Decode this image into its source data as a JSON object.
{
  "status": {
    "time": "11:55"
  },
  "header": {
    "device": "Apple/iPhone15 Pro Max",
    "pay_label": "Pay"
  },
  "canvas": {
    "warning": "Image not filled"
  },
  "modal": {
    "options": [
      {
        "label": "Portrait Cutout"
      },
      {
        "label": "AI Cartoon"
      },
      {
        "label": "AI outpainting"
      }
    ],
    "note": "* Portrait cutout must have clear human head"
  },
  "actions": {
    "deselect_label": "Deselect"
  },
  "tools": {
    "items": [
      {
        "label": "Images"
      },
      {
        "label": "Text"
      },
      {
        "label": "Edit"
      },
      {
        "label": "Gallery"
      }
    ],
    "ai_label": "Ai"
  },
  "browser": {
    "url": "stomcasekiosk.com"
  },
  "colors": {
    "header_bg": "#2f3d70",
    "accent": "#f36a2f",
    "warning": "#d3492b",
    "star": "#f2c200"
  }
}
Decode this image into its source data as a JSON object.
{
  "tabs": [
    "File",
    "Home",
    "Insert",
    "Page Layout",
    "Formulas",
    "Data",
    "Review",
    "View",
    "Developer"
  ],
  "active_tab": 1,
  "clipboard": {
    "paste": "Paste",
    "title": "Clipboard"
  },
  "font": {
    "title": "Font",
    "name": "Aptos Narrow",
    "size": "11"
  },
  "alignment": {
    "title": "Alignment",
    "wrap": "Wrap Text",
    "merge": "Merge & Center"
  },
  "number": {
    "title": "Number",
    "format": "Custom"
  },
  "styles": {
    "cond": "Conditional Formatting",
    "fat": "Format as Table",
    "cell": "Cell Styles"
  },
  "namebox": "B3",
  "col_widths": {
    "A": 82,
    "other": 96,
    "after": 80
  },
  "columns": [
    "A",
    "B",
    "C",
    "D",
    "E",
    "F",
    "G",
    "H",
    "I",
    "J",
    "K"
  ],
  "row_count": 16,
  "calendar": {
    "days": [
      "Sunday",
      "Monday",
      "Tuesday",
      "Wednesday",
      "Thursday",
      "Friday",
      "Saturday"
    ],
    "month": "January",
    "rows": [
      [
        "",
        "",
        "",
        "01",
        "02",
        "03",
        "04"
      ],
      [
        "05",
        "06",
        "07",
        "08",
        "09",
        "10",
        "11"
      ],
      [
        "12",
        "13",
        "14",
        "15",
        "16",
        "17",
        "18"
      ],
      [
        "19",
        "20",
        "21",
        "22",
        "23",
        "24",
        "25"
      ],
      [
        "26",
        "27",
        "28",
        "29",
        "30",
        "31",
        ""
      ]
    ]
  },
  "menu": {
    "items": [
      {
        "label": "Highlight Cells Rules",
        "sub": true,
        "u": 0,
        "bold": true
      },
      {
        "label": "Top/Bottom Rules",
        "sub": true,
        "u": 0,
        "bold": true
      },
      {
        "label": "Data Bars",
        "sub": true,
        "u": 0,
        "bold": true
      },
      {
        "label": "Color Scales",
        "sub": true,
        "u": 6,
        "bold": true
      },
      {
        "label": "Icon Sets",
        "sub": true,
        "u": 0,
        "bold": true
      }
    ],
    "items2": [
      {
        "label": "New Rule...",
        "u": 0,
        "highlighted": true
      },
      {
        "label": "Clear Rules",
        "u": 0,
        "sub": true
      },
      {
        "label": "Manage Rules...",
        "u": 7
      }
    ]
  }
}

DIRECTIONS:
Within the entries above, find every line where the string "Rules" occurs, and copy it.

WRITTEN SOLUTION:
        "label": "Highlight Cells Rules",
        "label": "Top/Bottom Rules",
        "label": "Clear Rules",
        "label": "Manage Rules...",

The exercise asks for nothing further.